• _EXCERPTED DATA_:
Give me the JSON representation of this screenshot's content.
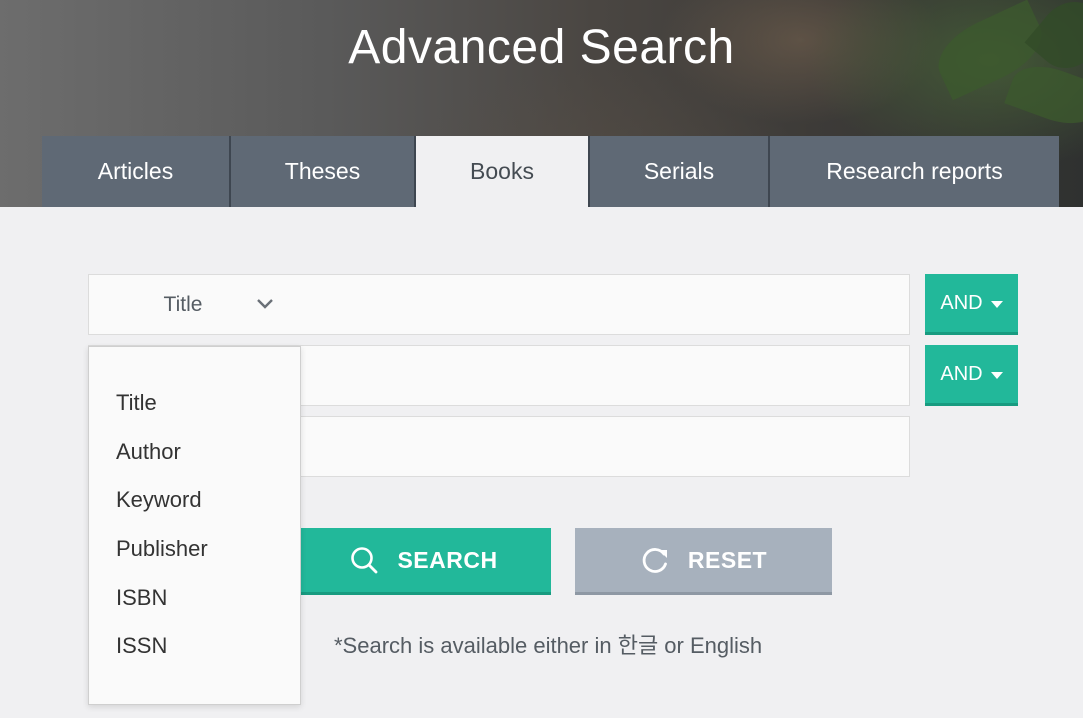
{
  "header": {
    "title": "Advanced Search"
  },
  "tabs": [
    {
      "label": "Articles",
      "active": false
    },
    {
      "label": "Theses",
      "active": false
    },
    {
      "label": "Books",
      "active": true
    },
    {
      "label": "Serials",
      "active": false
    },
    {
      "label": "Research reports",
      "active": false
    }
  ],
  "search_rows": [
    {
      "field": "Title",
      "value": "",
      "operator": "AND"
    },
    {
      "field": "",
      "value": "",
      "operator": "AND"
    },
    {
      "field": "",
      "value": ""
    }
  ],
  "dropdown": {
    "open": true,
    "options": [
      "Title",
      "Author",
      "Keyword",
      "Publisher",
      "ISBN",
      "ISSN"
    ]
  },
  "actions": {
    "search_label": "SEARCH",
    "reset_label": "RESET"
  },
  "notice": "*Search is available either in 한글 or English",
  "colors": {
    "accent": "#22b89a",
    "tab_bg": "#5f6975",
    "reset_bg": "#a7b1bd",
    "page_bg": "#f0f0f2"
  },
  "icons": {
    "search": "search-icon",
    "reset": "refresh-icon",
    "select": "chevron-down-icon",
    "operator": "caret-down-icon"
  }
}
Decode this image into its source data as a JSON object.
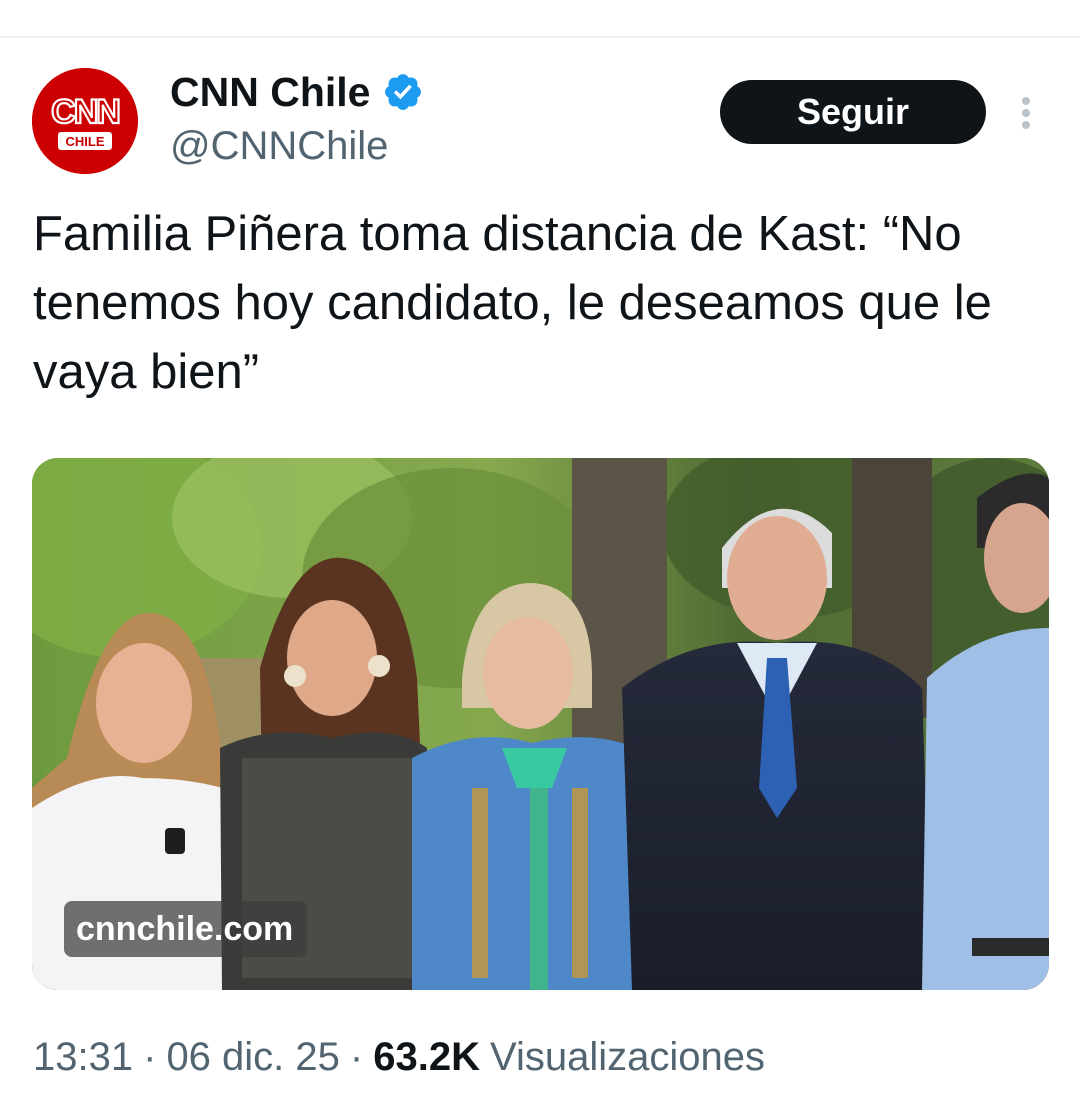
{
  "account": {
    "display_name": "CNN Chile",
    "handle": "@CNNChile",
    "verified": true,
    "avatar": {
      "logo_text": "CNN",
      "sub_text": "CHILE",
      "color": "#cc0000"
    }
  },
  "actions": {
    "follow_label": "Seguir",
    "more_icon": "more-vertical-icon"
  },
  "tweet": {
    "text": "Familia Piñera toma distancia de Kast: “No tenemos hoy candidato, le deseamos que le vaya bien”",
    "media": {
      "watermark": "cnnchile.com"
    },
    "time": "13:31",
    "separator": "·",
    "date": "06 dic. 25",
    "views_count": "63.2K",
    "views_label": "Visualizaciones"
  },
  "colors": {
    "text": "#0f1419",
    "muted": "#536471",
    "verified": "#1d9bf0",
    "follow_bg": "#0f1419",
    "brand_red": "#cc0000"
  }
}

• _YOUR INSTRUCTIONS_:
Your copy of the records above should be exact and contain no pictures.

• _ANSWER TO THIS TASK_:
Give me the JSON representation of this screenshot's content.
{
  "header": {
    "title": "Advanced Search"
  },
  "tabs": [
    {
      "label": "Articles",
      "active": false
    },
    {
      "label": "Theses",
      "active": false
    },
    {
      "label": "Books",
      "active": true
    },
    {
      "label": "Serials",
      "active": false
    },
    {
      "label": "Research reports",
      "active": false
    }
  ],
  "search_rows": [
    {
      "field": "Title",
      "value": "",
      "operator": "AND"
    },
    {
      "field": "",
      "value": "",
      "operator": "AND"
    },
    {
      "field": "",
      "value": ""
    }
  ],
  "dropdown": {
    "open": true,
    "options": [
      "Title",
      "Author",
      "Keyword",
      "Publisher",
      "ISBN",
      "ISSN"
    ]
  },
  "actions": {
    "search_label": "SEARCH",
    "reset_label": "RESET"
  },
  "notice": "*Search is available either in 한글 or English",
  "colors": {
    "accent": "#22b89a",
    "tab_bg": "#5f6975",
    "reset_bg": "#a7b1bd",
    "page_bg": "#f0f0f2"
  },
  "icons": {
    "search": "search-icon",
    "reset": "refresh-icon",
    "select": "chevron-down-icon",
    "operator": "caret-down-icon"
  }
}
Decode this image into its source data as a JSON object.
{
  "account": {
    "display_name": "CNN Chile",
    "handle": "@CNNChile",
    "verified": true,
    "avatar": {
      "logo_text": "CNN",
      "sub_text": "CHILE",
      "color": "#cc0000"
    }
  },
  "actions": {
    "follow_label": "Seguir",
    "more_icon": "more-vertical-icon"
  },
  "tweet": {
    "text": "Familia Piñera toma distancia de Kast: “No tenemos hoy candidato, le deseamos que le vaya bien”",
    "media": {
      "watermark": "cnnchile.com"
    },
    "time": "13:31",
    "separator": "·",
    "date": "06 dic. 25",
    "views_count": "63.2K",
    "views_label": "Visualizaciones"
  },
  "colors": {
    "text": "#0f1419",
    "muted": "#536471",
    "verified": "#1d9bf0",
    "follow_bg": "#0f1419",
    "brand_red": "#cc0000"
  }
}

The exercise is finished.